James Madison (a signer, one of the framers of the amendment, and eventual President) made the statement that in other countries the government was “afraid” to have an armed citizenry. 
Samuel Adams (a signer) agreed with the others, saying that the Constitution must never be “construed” as intending to keep “peaceable citizens” from owning their own arms. 
And finally, I think I will close my references with one from my own distant ancestor, Richard Henry Lee (a signer and framer of the amendment), “It is essential that the whole body of the people always possess arms, and be taught alike, especially when young, how to use them.” 
I believe Richard Lee is extremely clear that this amendment refers to the general population and not to some government-run militia as many have stated. I also believe that I have brought us back to my original statement.
We have the cart before the horse. It is very, very easy to see what the framers and signers of the amendment intended. That is 100% not the question to be argued. No, the question to be argued is whether or not We the People want to keep the U.S. Constitution as the law of the land.
It is a question that deserves the utmost consideration by all of us, isn’t it? Or…do we plan (like so many, many issues) to leave it in the hands of the government?*
My vote comes from Patrick Henry, “Forbid it, God!”
*I will agree completely that there is an argument to be made here about the advance in weapons since the 2nd Amendment was framed. I wish these multi-multi-round assault weapons had never come to be in private collections. However, they are there, and there is no way that the government will ever have access to those weapons already in the hands of the criminals.

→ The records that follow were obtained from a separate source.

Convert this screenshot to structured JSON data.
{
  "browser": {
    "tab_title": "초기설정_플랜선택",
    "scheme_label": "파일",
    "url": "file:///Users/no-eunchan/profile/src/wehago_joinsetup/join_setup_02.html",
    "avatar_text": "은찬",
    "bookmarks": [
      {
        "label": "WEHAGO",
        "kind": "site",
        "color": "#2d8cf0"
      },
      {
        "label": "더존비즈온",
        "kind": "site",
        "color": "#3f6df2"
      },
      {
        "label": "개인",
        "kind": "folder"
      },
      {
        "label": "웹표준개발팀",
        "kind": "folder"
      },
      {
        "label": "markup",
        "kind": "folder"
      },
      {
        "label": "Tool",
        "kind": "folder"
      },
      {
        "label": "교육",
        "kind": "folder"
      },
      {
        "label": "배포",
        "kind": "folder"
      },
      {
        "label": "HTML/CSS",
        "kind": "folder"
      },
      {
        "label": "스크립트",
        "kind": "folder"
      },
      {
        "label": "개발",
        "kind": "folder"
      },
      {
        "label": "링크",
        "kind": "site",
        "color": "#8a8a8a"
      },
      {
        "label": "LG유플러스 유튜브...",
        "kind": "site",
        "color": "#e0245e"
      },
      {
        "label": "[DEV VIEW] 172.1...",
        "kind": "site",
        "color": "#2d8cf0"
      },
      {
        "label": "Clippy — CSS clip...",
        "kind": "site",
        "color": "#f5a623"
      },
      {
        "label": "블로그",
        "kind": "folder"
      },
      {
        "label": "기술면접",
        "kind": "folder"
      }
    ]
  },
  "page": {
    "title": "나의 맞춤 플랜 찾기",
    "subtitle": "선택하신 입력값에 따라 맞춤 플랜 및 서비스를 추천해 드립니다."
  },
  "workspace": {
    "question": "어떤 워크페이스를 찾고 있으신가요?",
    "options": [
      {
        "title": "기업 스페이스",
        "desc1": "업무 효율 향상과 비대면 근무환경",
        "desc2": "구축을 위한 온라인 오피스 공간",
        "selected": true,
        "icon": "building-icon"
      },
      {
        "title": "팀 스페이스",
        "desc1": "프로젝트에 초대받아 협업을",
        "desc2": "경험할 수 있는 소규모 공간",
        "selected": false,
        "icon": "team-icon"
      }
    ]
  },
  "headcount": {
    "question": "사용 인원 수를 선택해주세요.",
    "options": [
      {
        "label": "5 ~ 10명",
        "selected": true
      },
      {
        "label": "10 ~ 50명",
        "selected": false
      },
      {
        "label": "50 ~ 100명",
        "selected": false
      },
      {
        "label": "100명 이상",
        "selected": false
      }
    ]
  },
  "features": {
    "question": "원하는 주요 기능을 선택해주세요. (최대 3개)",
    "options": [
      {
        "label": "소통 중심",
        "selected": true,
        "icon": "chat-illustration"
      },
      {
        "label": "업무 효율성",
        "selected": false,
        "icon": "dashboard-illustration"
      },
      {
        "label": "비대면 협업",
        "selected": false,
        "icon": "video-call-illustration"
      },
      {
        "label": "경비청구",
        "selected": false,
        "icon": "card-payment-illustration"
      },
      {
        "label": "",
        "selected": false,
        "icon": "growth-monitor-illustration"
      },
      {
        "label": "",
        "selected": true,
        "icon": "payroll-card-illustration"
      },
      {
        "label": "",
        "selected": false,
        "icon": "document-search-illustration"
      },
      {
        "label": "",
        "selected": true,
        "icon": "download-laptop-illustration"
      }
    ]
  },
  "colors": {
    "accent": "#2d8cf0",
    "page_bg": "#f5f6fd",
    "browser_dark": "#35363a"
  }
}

*When I was a teen, posters lined the bedrooms of many young people, “When guns are outlawed, only outlaws will have guns.” Unfortunately, this is true, and I see no way around the fact that these horrible weapons are something we are simply going to have to live with in this country. Unfortunately, we have lost the moral fiber that once held us together, making these crimes against innocent people unthinkable.
The following are great references if you actually want to do your own research on these men. If my high school students could read the Federalist Papers, you can as well!
 James Wilson, The Works of the Honorable James Wilson, Bird Wilson, editor (Philadelphia: Bronson and Chauncey, 1804), Vol. II, p. 454.
 Alexander Hamilton, John Jay, and James Madison, The Federalist on the New Constitution (Philadelphia: Benjamin Warner, 1818), p. 259, Federalist No. 46.
 Debates and Proceedings in the Convention of the Commonwealth of Massachusetts, Held in the Year 1788 (Boston: William White, 1856), pp. 86, 266, February 6, 1788.
 Richard Henry Lee, An Additional Number Of Letters From The Federal Farmer To The Republican (New York: 1788), p.170, Letter XVIII.